Another problem area at CCHS has been the failure of students to meet the benchmark score of 21 on the ACT college entrance exam required for unconditional admission to most four-year schools. The average ACT score for CCHS students is only 17.81.
To improve scores, Wheeler said students have been taking ACT prep classes on-line from LMU as well as instruction from retired teachers temporarily re-hired for that purpose.
A film crew from Vanderbilt University visited CCHS last week to interview students about its innovative flex lunch program. During the flex lunch period, students have one hour to eat, take a test or receive tutoring. Wheeler said she has heard nothing but positive comments about the flex lunch. CCHS is one of three schools involved in the production scheduled to air sometime in January on Vanderbilt’s YouTube channel.
“We met all our annual measurable objectives,” said Principal Lori Adkins, who added that she used a small portion of the school’s Title I funds for K-2 reading improvement.
Caryville has been faced with staffing problems in the push to help students improve their test scores. Nearly all the office workers have been shifted to the classroom, which has often left the front desk shorthanded.
“We don’t have a P.E. teacher at our school. All of our teachers are doing their own P.E. Right now, that’s a big thing everybody is talking about at our school,” said Principal Nancy Lay.

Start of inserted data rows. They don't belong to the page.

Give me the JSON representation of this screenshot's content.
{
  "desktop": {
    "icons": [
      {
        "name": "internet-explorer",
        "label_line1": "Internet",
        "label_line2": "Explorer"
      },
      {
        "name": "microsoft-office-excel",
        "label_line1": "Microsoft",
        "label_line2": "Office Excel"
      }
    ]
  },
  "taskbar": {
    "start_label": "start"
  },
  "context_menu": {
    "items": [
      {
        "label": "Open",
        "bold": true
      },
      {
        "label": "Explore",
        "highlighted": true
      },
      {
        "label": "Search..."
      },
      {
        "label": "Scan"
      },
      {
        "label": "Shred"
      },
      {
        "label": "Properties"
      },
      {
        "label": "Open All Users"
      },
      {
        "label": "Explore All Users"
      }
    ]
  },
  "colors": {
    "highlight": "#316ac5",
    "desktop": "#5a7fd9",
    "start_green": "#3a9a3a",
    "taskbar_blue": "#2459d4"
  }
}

Jellico Elementary/Middle School
“The biggest problem we have at Jellico is our sixth and seventh grades,” said Principal Robert Angel. “Sixth grade was our lowest performing grade level. Our kindergarten through fifth grades, I would put them up against any school in the state our size.”
Angel said his staff has tried to the change the atmosphere and appearance of the school, as well as putting new math and language arts teachers in place for the middle school and block scheduling for English classes.
Principal Donna Singley said the school barely missed meeting its goal of a 91.7 percent graduation rate, but has a lot of work to do to improve its average ACT score of 16. To improve scores, 33 students have signed up for ACT prep classes offered on-line by LMU. Singley said she would like to see her library updated to Common Core standards.
“We have shown growth, or we have maintained,” said Principal Meredith Arnold.
LaFollette has a very high number (83.8 percent) of socioeconomically disadvantaged students and one-third of all special education students in Campbell County.
“Basically (kindergarten students) come to us a year behind what the state says they need to be, and it takes until the fifth grade to get them there,” said Arnold.
With 785 students, LaFollette is also at maximum capacity.
Robbie Heatherly said student suspensions have been cut from 100 the year before he became principal at LMS to only 11 this year.
“I’m proud of our climate. We work very hard on that every day,” said Heatherly. “When you get a grasp on your climate you can do great things. Schools are about people; they’re not about numbers. We’ve got some great teachers. Eighty percent of my teachers are level four or five.”
First-year Principal Jason Dotson is stressing accountability and responsibility.
“Our areas of concern are grades 3 through 5 math, and reading and language arts in all grades.
“I’m confident in what we’re doing,” said Dotson. “We have a great PTO. One of the things I tried to do when I took the job was get the community involved.”